The sun shone on the faces of an audience with tent-shielded eyes fixated on Forrest Gander, as he explained to his listeners the connections he makes to the real world through his poetry.
The event was the first of the “Visiting Writers and Open Mics” series, hosted by the Weber State University English Department, and was the only one that’ll be in person.
The audience, loaded with books and journals and noticeably lacking cell phones, listened as Gander’s writing voice intertwined with his actual voice — one he described as similar to learning how to dance.
“I think, for a lot of people, you find your voice the same way you learn to dance — by imitating other people and then slowly figuring out these things that are distinctive about these imitations that are your own,” Gander said. “The longer that you do anything, the more you’ll be comfortable at it, which gives you the confidence to be more exploratory. Then, your voice begins to come to you.”
Long before he became a Pulitzer Prize winner in 2019, Gander had many trying experiences. In high school, he felt as if he was a “hot poet,” but when he got to college, he received harsh criticism that was pivotal to his future: He was told his poetry was terrible.
Gander said that moment wasn’t hurtful or embarrassing but was instead encouraging. It reminded him that he couldn’t become complacent with his ability and that it was necessary for him to learn more about the art of poetry.
“I needed to inform myself about this art,” Gander said. “Not everything I write is great because I’m writing it. And I began to read a lot more poetry to get better.”
Each time Gander set out on a new poetic journey, he did so intending to make it better than the last poem he had written. He described it as “doing something better than I’d ever have done before.” That was his motivation: not money or fame, but rather self-improvement.
Of course, fame eventually did reach him, but instead of continuing trends that people loved, he set out to never write the same thing twice.
Gander said he started to get praise and more attention, but he didn’t want to keep writing the same thing in a different way.
“I think that’s what has kept my work from getting boring.” Gander said.
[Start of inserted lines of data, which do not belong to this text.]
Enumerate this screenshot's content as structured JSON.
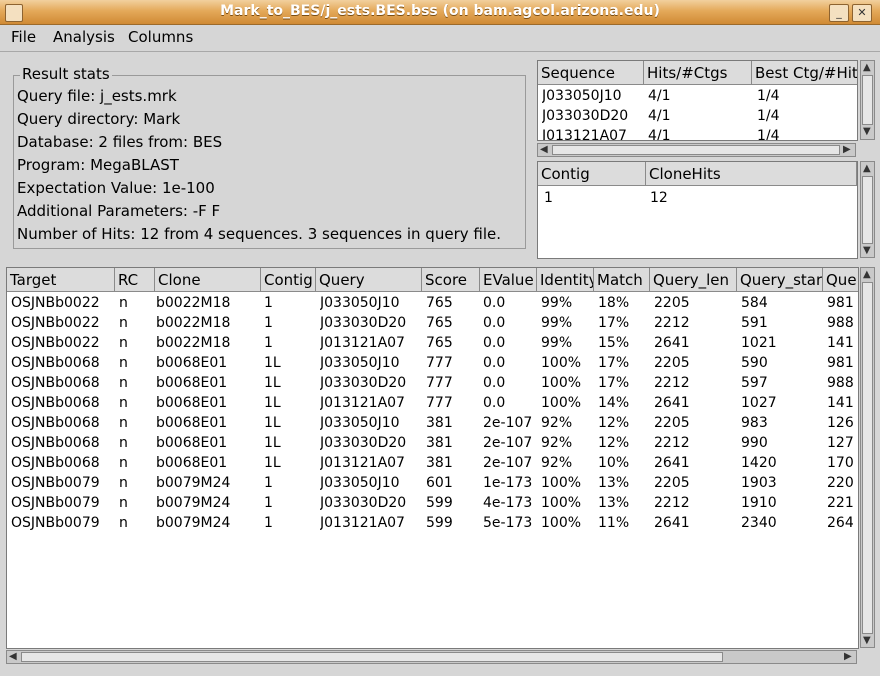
{
  "window": {
    "title": "Mark_to_BES/j_ests.BES.bss (on bam.agcol.arizona.edu)",
    "minimize": "_",
    "close": "✕"
  },
  "menu": [
    "File",
    "Analysis",
    "Columns"
  ],
  "stats": {
    "group_title": "Result stats",
    "lines": [
      "Query file: j_ests.mrk",
      "Query directory: Mark",
      "Database: 2 files from: BES",
      "Program: MegaBLAST",
      "Expectation Value: 1e-100",
      "Additional Parameters: -F F",
      "Number of Hits: 12 from 4 sequences.  3 sequences in query file."
    ]
  },
  "seq_table": {
    "headers": [
      "Sequence",
      "Hits/#Ctgs",
      "Best Ctg/#Hits"
    ],
    "rows": [
      [
        "J033050J10",
        "4/1",
        "1/4"
      ],
      [
        "J033030D20",
        "4/1",
        "1/4"
      ],
      [
        "J013121A07",
        "4/1",
        "1/4"
      ]
    ]
  },
  "contig_table": {
    "headers": [
      "Contig",
      "CloneHits"
    ],
    "rows": [
      [
        "1",
        "12"
      ]
    ]
  },
  "hits_table": {
    "headers": [
      "Target",
      "RC",
      "Clone",
      "Contig",
      "Query",
      "Score",
      "EValue",
      "Identity",
      "Match",
      "Query_len",
      "Query_start",
      "Que"
    ],
    "rows": [
      [
        "OSJNBb0022",
        "n",
        "b0022M18",
        "1",
        "J033050J10",
        "765",
        "0.0",
        "99%",
        "18%",
        "2205",
        "584",
        "981"
      ],
      [
        "OSJNBb0022",
        "n",
        "b0022M18",
        "1",
        "J033030D20",
        "765",
        "0.0",
        "99%",
        "17%",
        "2212",
        "591",
        "988"
      ],
      [
        "OSJNBb0022",
        "n",
        "b0022M18",
        "1",
        "J013121A07",
        "765",
        "0.0",
        "99%",
        "15%",
        "2641",
        "1021",
        "141"
      ],
      [
        "OSJNBb0068",
        "n",
        "b0068E01",
        "1L",
        "J033050J10",
        "777",
        "0.0",
        "100%",
        "17%",
        "2205",
        "590",
        "981"
      ],
      [
        "OSJNBb0068",
        "n",
        "b0068E01",
        "1L",
        "J033030D20",
        "777",
        "0.0",
        "100%",
        "17%",
        "2212",
        "597",
        "988"
      ],
      [
        "OSJNBb0068",
        "n",
        "b0068E01",
        "1L",
        "J013121A07",
        "777",
        "0.0",
        "100%",
        "14%",
        "2641",
        "1027",
        "141"
      ],
      [
        "OSJNBb0068",
        "n",
        "b0068E01",
        "1L",
        "J033050J10",
        "381",
        "2e-107",
        "92%",
        "12%",
        "2205",
        "983",
        "126"
      ],
      [
        "OSJNBb0068",
        "n",
        "b0068E01",
        "1L",
        "J033030D20",
        "381",
        "2e-107",
        "92%",
        "12%",
        "2212",
        "990",
        "127"
      ],
      [
        "OSJNBb0068",
        "n",
        "b0068E01",
        "1L",
        "J013121A07",
        "381",
        "2e-107",
        "92%",
        "10%",
        "2641",
        "1420",
        "170"
      ],
      [
        "OSJNBb0079",
        "n",
        "b0079M24",
        "1",
        "J033050J10",
        "601",
        "1e-173",
        "100%",
        "13%",
        "2205",
        "1903",
        "220"
      ],
      [
        "OSJNBb0079",
        "n",
        "b0079M24",
        "1",
        "J033030D20",
        "599",
        "4e-173",
        "100%",
        "13%",
        "2212",
        "1910",
        "221"
      ],
      [
        "OSJNBb0079",
        "n",
        "b0079M24",
        "1",
        "J013121A07",
        "599",
        "5e-173",
        "100%",
        "11%",
        "2641",
        "2340",
        "264"
      ]
    ]
  }
}
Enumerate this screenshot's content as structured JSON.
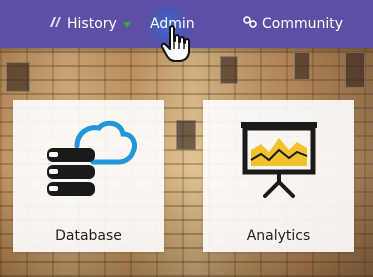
{
  "nav": {
    "history_label": "History",
    "admin_label": "Admin",
    "community_label": "Community",
    "history_icon": "history-icon",
    "community_icon": "community-icon"
  },
  "cards": {
    "database_label": "Database",
    "analytics_label": "Analytics",
    "database_icon": "database-cloud-icon",
    "analytics_icon": "presentation-chart-icon"
  },
  "colors": {
    "navbar": "#5d4fa6",
    "caret_green": "#3fa636",
    "icon_blue": "#2196d9",
    "icon_dark": "#1a1a1a",
    "chart_yellow": "#f2c12e"
  }
}
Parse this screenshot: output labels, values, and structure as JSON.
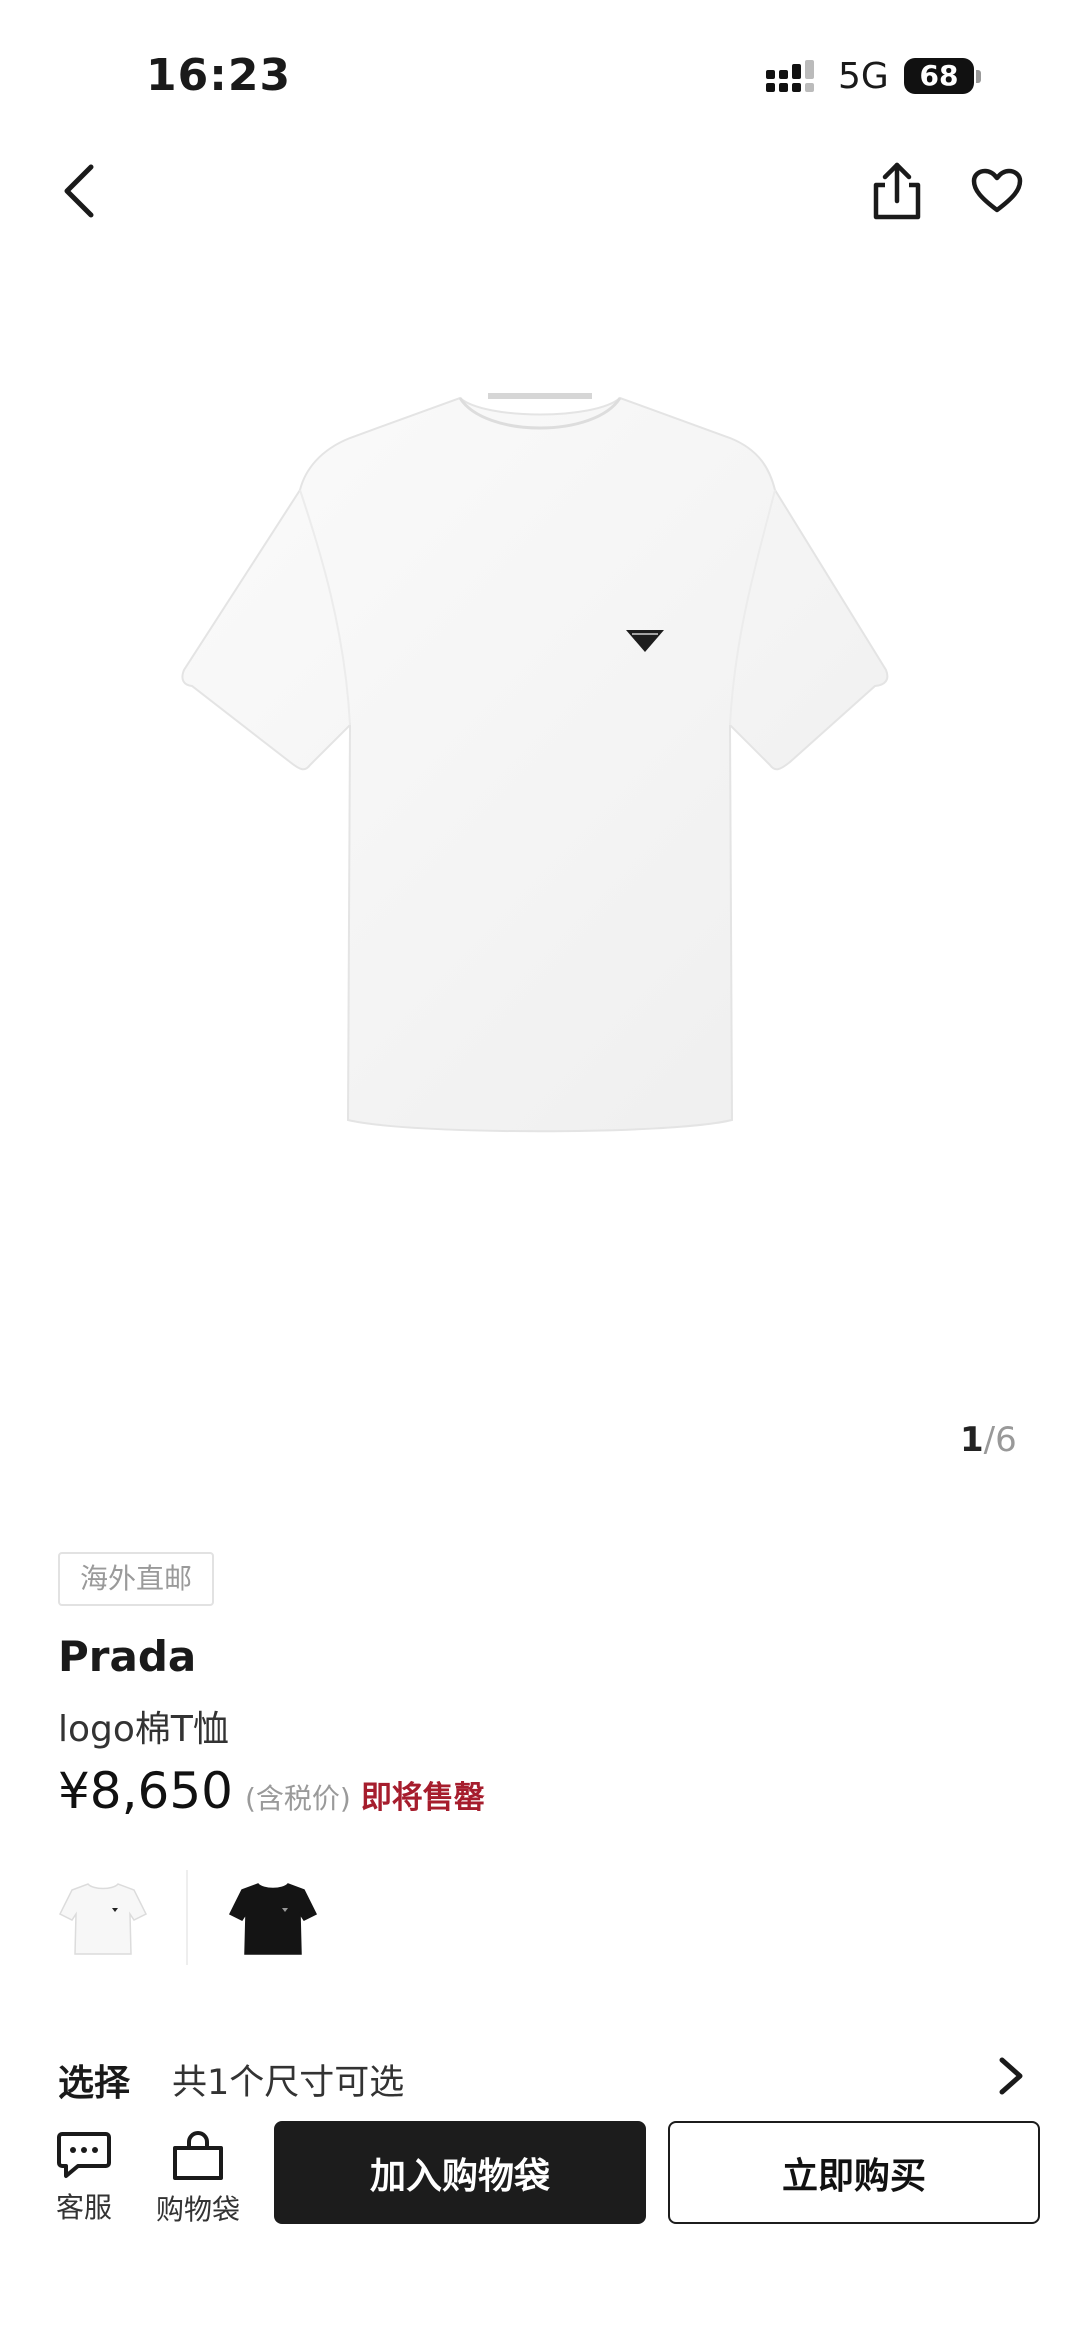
{
  "status_bar": {
    "time": "16:23",
    "network": "5G",
    "battery": "68"
  },
  "gallery": {
    "current": "1",
    "separator": "/",
    "total": "6"
  },
  "product": {
    "tag": "海外直邮",
    "brand": "Prada",
    "name": "logo棉T恤",
    "price": "¥8,650",
    "tax_note": "(含税价)",
    "stock_note": "即将售罄"
  },
  "variants": [
    {
      "color": "white",
      "selected": true
    },
    {
      "color": "black",
      "selected": false
    }
  ],
  "size_select": {
    "label": "选择",
    "value": "共1个尺寸可选"
  },
  "bottom_bar": {
    "service_label": "客服",
    "bag_label": "购物袋",
    "add_to_bag": "加入购物袋",
    "buy_now": "立即购买"
  },
  "colors": {
    "accent_red": "#a61d2d",
    "button_dark": "#1c1c1c"
  }
}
Originally from Barstow, California, this journey has allowed Gander to travel around the world, become an award-winning writer and reach a high stature of fame. However, it’s the connections Gander has made that have stood out to him more than anything. He met his wife through poetry along with lifelong friends and has created everlasting memories, and that is what he’ll reflect on most when he eventually decides to step away from the art.
The event, originally scheduled to be inside of Elizabeth Hall, was moved outside, the Wasatch Mountains providing a scenic backdrop.
Abraham Smith, WSU professor and co-director of the creative writing program, was dismayed that the ongoing COVID-19 pandemic continues to wreak havoc on what was once considered normal, but his mood was lightened by how intrigued and focused the audience was.
“It means the world. I mean, that’s the nature of poetry done well… That was a really beautiful thing to see a crowd of folks that focused,” Smith said. “Forrest Gander is one of the great living poets of not only America but of earth.”
The next Visiting Writers event will be virtual readings from WSU alumni on Oct. 12.